The conversations were an exercise in slow church. They took time but they were worth every second. Because of those conversations the ministry at Judson Church is now more focused and is directed not by what we think others need and want, but by what they have told us they need and want.
I, and the Christian community of Minneapolis, cannot resurrect George Floyd, but we can do everything we can to create a community where BIPOC neighbors have lungs full of breath and where they live long, happy, fulfilling lives.
Walter Rauschenbusch did not write only for mass audiences or only for academics, he wrote for both of them at the same time. Rauschenbusch knew movements were not sustained through sermons and articles, but through prayers (he wrote a book of social justice prayers) hymns (he collected social hymns), letters, pamphlets, and meetings (all of which he did).
What I’ve learned amid the COVID-19 crisis—We can choose to go back to the way things were, or we can live anew

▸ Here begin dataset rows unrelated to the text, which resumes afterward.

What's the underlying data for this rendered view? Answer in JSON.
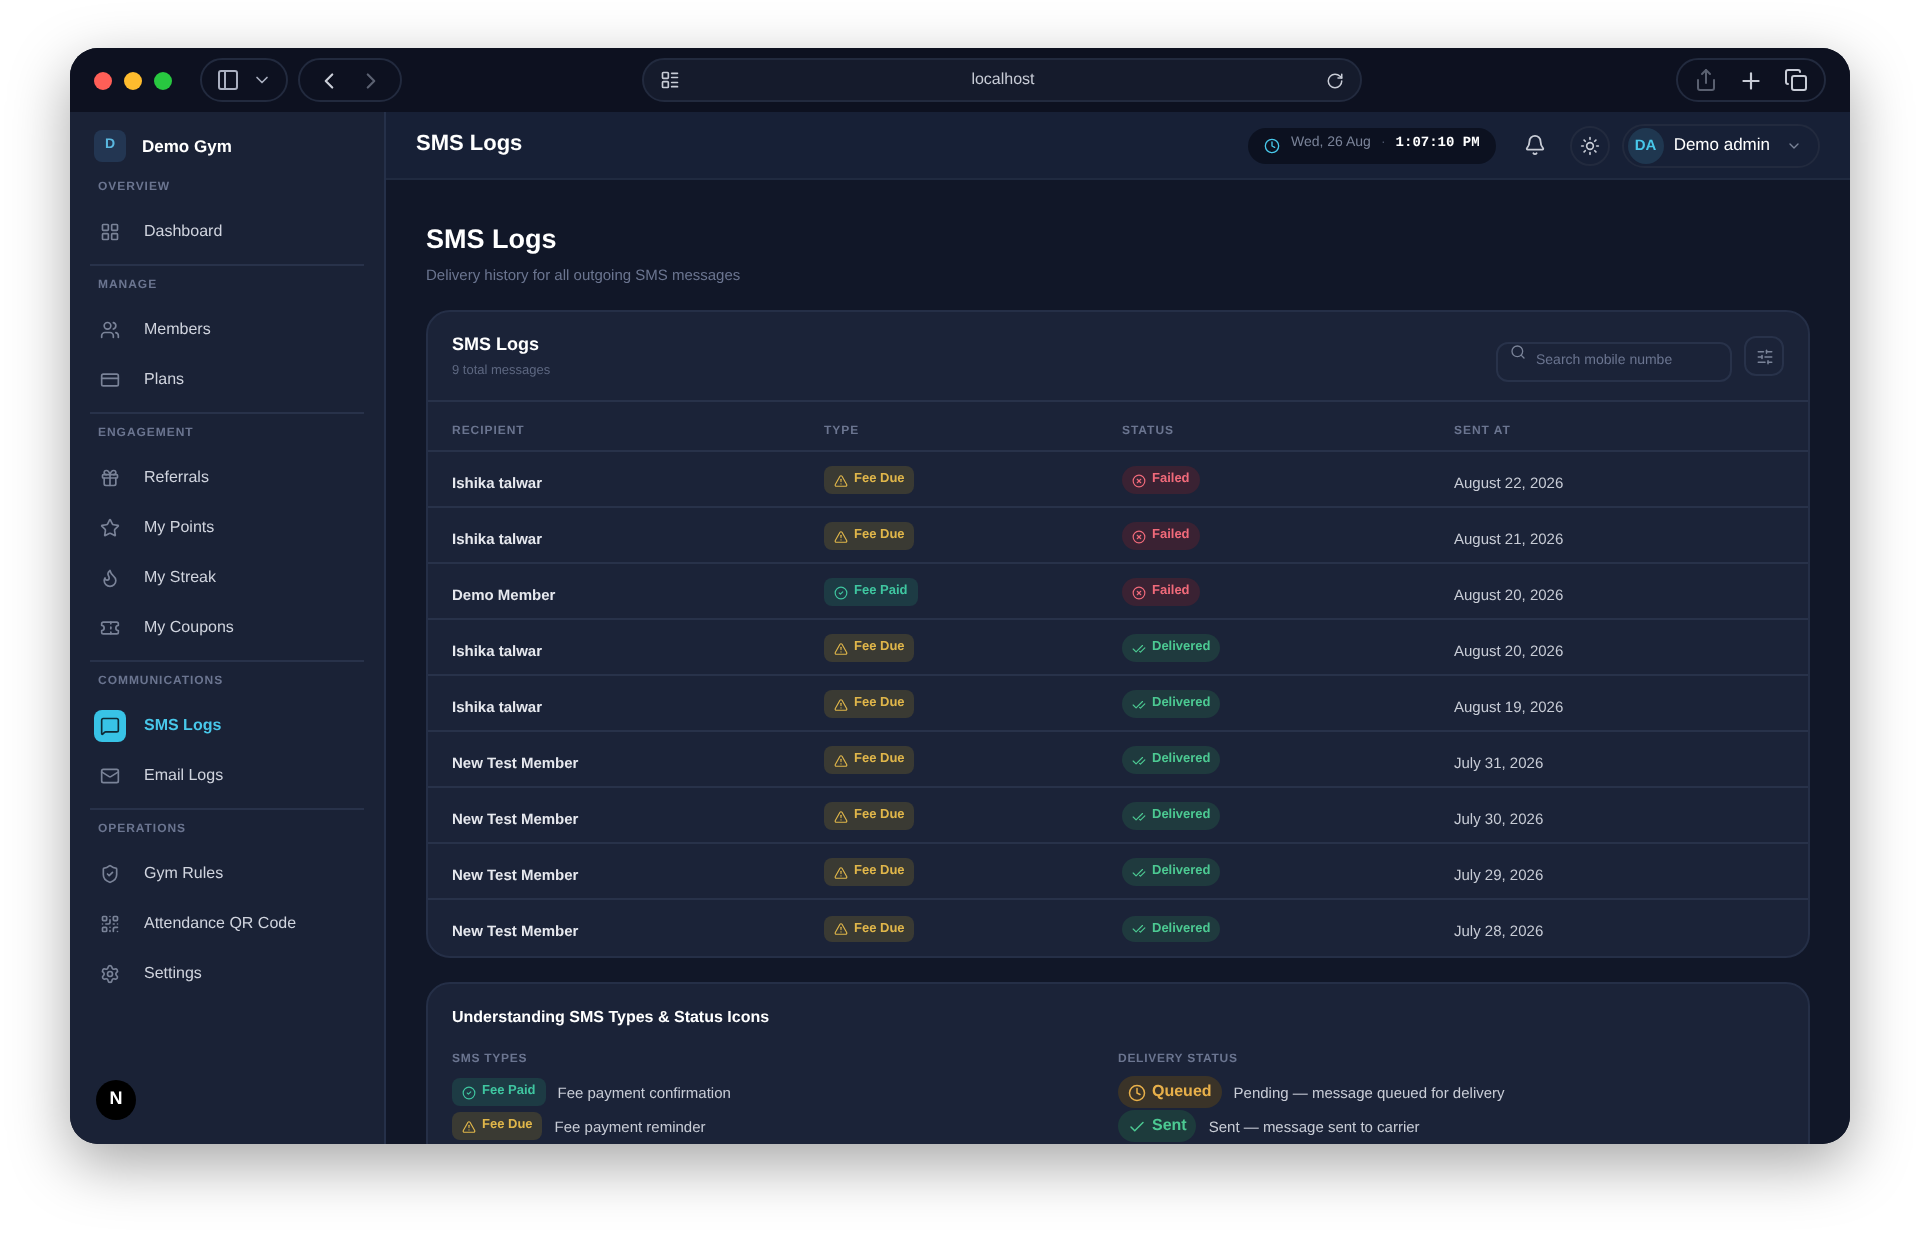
{
  "browser": {
    "url": "localhost"
  },
  "sidebar": {
    "brand_initial": "D",
    "brand": "Demo Gym",
    "sections": [
      {
        "title": "OVERVIEW",
        "items": [
          {
            "label": "Dashboard",
            "selected": false
          }
        ]
      },
      {
        "title": "MANAGE",
        "items": [
          {
            "label": "Members",
            "selected": false
          },
          {
            "label": "Plans",
            "selected": false
          }
        ]
      },
      {
        "title": "ENGAGEMENT",
        "items": [
          {
            "label": "Referrals",
            "selected": false
          },
          {
            "label": "My Points",
            "selected": false
          },
          {
            "label": "My Streak",
            "selected": false
          },
          {
            "label": "My Coupons",
            "selected": false
          }
        ]
      },
      {
        "title": "COMMUNICATIONS",
        "items": [
          {
            "label": "SMS Logs",
            "selected": true
          },
          {
            "label": "Email Logs",
            "selected": false
          }
        ]
      },
      {
        "title": "OPERATIONS",
        "items": [
          {
            "label": "Gym Rules",
            "selected": false
          },
          {
            "label": "Attendance QR Code",
            "selected": false
          },
          {
            "label": "Settings",
            "selected": false
          }
        ]
      }
    ],
    "footer_badge": "N"
  },
  "header": {
    "title": "SMS Logs",
    "date": "Wed, 26 Aug",
    "separator": "·",
    "time": "1:07:10 PM",
    "user_initials": "DA",
    "user_name": "Demo admin"
  },
  "page": {
    "title": "SMS Logs",
    "subtitle": "Delivery history for all outgoing SMS messages"
  },
  "logs_card": {
    "title": "SMS Logs",
    "count": "9 total messages",
    "search": {
      "placeholder": "Search mobile numbe"
    },
    "columns": [
      "RECIPIENT",
      "TYPE",
      "STATUS",
      "SENT AT"
    ],
    "rows": [
      {
        "recipient": "Ishika talwar",
        "type": {
          "kind": "due",
          "label": "Fee Due"
        },
        "status": {
          "kind": "failed",
          "label": "Failed"
        },
        "sent_at": "August 22, 2026"
      },
      {
        "recipient": "Ishika talwar",
        "type": {
          "kind": "due",
          "label": "Fee Due"
        },
        "status": {
          "kind": "failed",
          "label": "Failed"
        },
        "sent_at": "August 21, 2026"
      },
      {
        "recipient": "Demo Member",
        "type": {
          "kind": "paid",
          "label": "Fee Paid"
        },
        "status": {
          "kind": "failed",
          "label": "Failed"
        },
        "sent_at": "August 20, 2026"
      },
      {
        "recipient": "Ishika talwar",
        "type": {
          "kind": "due",
          "label": "Fee Due"
        },
        "status": {
          "kind": "delivered",
          "label": "Delivered"
        },
        "sent_at": "August 20, 2026"
      },
      {
        "recipient": "Ishika talwar",
        "type": {
          "kind": "due",
          "label": "Fee Due"
        },
        "status": {
          "kind": "delivered",
          "label": "Delivered"
        },
        "sent_at": "August 19, 2026"
      },
      {
        "recipient": "New Test Member",
        "type": {
          "kind": "due",
          "label": "Fee Due"
        },
        "status": {
          "kind": "delivered",
          "label": "Delivered"
        },
        "sent_at": "July 31, 2026"
      },
      {
        "recipient": "New Test Member",
        "type": {
          "kind": "due",
          "label": "Fee Due"
        },
        "status": {
          "kind": "delivered",
          "label": "Delivered"
        },
        "sent_at": "July 30, 2026"
      },
      {
        "recipient": "New Test Member",
        "type": {
          "kind": "due",
          "label": "Fee Due"
        },
        "status": {
          "kind": "delivered",
          "label": "Delivered"
        },
        "sent_at": "July 29, 2026"
      },
      {
        "recipient": "New Test Member",
        "type": {
          "kind": "due",
          "label": "Fee Due"
        },
        "status": {
          "kind": "delivered",
          "label": "Delivered"
        },
        "sent_at": "July 28, 2026"
      }
    ]
  },
  "legend_card": {
    "title": "Understanding SMS Types & Status Icons",
    "types_title": "SMS TYPES",
    "types": [
      {
        "kind": "paid",
        "label": "Fee Paid",
        "description": "Fee payment confirmation"
      },
      {
        "kind": "due",
        "label": "Fee Due",
        "description": "Fee payment reminder"
      }
    ],
    "status_title": "DELIVERY STATUS",
    "statuses": [
      {
        "kind": "queued",
        "label": "Queued",
        "description": "Pending — message queued for delivery"
      },
      {
        "kind": "sent",
        "label": "Sent",
        "description": "Sent — message sent to carrier"
      }
    ]
  }
}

When it is safe to have dinner with friends again, go back to work, and congregate in houses of worship and schools and City Hall, we have a choice: to go back to the way things were, or to live anew.
One evening several Christmases ago — not too long after I had resigned from my pastoral position — I started compiling a list of all the things I thought would make for a flourishing pastor-congregational relationship. As I looked over the list, I realized that I had created the perfect top 10 guide to giving gifts to pastors.